It allowed the treatment plants in those areas to study the impact of the separators, which is significant enough to consider a nationwide amalgam separator requirement. Sanitation agencies also studied other sources of mercury to wastewater treatment plants and concluded that dental facilities are a large source. The ADA confirmed that finding in a separate study in 2005 that estimated that dental offices contributed 50 percent of the mercury entering wastewater treatment plants. While dental facilities are a large source of mercury to wastewater, environmental regulators recognize that they are not a major contributor of mercury to the environment in general.
The EPA agreed it was easier, more efficient and less expensive to capture the dental amalgam before the material left the facility than to try to capture it once it entered the sanitary sewer system. The EPA also considered the addition of a requirement for “polishing,” a method involving ion exchange to remove dissolved mercury from wastewater. Although some amalgam separator manufacturers are considering the addition of the process to the equipment, the EPA chose not to require it for several reasons, including the lack of sufficient data on performance and that the technology is likely unavailable for many dental facilities due to inadequate space.
The EPA examined the characteristics of the dental industry and recognized that both the volume of wastewater discharged and the quantity of pollutants in the discharge on a per facility basis are significantly less than other industries for which the EPA has established “categorical pretreatment standards.” The EPA chose to exempt dental facilities from the oversight and reporting requirements associated with categorical pretreatment standards and, instead, established a performance-based standard.

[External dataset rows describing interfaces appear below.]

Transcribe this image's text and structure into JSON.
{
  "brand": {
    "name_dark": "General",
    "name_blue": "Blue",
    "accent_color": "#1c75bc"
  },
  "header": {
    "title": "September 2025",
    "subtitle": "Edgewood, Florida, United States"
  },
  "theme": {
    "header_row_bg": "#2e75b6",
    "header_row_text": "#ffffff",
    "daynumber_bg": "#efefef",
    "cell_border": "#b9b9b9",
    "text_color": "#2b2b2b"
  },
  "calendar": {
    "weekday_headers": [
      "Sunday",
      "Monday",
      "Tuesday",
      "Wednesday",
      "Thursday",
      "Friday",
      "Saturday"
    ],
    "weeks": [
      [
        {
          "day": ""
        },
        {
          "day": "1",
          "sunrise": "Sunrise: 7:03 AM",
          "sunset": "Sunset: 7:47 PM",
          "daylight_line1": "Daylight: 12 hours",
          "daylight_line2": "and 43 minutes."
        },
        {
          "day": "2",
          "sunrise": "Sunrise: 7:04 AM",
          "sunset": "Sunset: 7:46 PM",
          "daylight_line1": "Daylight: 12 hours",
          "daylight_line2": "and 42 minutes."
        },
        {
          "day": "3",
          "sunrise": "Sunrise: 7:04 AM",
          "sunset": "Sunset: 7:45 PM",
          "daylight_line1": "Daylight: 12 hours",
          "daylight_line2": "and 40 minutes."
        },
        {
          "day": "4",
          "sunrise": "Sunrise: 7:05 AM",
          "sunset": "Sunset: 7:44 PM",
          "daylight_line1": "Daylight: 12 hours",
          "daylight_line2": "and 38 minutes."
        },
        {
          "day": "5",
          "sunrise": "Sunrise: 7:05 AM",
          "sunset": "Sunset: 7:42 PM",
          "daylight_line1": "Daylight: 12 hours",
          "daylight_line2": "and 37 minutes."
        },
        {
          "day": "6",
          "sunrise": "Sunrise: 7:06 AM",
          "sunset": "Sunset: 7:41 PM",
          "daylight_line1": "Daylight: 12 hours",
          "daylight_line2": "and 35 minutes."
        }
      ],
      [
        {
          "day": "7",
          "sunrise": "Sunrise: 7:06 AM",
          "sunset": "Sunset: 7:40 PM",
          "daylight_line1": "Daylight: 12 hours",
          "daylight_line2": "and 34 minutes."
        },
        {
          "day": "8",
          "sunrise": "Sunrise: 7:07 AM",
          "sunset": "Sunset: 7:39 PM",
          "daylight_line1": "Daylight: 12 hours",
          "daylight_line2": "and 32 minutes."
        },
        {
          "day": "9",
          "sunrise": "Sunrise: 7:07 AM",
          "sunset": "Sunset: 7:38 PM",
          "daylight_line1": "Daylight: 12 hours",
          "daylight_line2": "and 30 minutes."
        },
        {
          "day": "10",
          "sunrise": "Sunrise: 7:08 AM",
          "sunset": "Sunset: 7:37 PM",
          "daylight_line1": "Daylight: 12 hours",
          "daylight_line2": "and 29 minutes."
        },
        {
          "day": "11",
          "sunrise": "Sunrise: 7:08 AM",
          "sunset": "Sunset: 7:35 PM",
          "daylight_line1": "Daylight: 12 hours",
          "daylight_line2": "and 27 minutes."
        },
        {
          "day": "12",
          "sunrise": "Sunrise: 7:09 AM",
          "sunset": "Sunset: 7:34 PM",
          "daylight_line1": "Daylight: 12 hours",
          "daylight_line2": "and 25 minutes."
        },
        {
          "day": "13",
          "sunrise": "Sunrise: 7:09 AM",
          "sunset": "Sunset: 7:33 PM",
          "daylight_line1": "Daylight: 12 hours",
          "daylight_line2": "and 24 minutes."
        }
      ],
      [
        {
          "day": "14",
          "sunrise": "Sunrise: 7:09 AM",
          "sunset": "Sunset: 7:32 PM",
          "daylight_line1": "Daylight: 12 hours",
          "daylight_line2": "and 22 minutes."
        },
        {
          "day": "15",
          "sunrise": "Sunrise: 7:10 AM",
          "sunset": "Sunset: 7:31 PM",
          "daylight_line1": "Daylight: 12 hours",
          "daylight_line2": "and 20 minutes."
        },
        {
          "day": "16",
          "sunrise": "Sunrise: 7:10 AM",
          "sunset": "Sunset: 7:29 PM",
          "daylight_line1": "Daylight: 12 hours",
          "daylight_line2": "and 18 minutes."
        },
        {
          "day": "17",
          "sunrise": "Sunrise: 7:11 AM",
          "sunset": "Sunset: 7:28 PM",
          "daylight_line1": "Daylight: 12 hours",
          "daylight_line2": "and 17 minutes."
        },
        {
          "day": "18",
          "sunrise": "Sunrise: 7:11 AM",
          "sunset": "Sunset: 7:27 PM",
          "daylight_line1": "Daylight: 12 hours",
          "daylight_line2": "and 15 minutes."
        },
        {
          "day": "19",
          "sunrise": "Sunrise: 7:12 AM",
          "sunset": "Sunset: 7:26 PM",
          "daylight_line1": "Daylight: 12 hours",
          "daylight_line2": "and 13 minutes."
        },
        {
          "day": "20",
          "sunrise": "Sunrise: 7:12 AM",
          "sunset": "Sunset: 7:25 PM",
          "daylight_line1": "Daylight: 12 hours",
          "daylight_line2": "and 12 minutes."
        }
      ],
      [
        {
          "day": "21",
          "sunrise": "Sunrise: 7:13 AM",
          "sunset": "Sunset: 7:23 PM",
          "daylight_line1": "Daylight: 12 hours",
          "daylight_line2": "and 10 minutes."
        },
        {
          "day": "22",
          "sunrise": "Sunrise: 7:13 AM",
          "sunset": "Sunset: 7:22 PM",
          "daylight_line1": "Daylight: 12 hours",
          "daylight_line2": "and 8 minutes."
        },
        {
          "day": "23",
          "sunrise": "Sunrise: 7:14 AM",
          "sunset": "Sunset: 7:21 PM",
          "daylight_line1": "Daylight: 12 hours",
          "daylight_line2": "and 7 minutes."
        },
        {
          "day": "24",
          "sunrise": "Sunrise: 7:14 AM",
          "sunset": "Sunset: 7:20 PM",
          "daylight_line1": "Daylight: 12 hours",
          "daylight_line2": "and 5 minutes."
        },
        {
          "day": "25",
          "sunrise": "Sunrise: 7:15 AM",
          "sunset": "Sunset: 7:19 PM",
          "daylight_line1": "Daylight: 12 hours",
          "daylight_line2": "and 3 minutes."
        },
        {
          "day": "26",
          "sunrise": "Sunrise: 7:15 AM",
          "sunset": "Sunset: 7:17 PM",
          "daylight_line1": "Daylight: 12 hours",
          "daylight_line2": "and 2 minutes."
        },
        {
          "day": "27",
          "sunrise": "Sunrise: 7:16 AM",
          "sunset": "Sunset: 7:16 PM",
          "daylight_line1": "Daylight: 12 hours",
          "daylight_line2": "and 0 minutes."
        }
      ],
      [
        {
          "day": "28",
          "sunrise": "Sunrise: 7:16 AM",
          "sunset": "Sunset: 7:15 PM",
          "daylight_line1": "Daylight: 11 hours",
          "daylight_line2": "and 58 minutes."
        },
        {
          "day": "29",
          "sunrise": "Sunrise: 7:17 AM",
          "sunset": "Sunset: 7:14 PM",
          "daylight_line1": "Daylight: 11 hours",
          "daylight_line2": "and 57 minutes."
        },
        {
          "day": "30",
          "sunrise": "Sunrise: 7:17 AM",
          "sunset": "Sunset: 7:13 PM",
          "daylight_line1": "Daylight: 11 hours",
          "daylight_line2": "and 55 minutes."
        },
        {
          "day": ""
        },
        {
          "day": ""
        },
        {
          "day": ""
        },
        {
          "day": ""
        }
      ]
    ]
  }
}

How does the final rule differ from the 2014 proposed rule?
The requirements for dentistry in the 2014 rule are similar to what they are in the final rule. The significant difference between the two versions is the regulatory structure. The 2014 rule had more administrative requirements for dental facilities and required local agencies to implement a stringent program of inspections and penalties that would have increased resource needs for sanitation agencies and, likely, regulatory fees for dental facilities. CDA and the ADA advocated to the EPA for revisions to the proposed rule, published in 2014, with CDA calling for withdrawal of the rule to allow sanitation agencies, states and regions to “develop their own guidelines to use when developing and enforcing dental amalgam programs, which will allow for the appropriate response based on each local jurisdiction’s needs.” The final rule does not mandate inspections and allows sanitation agencies flexibility in enforcement.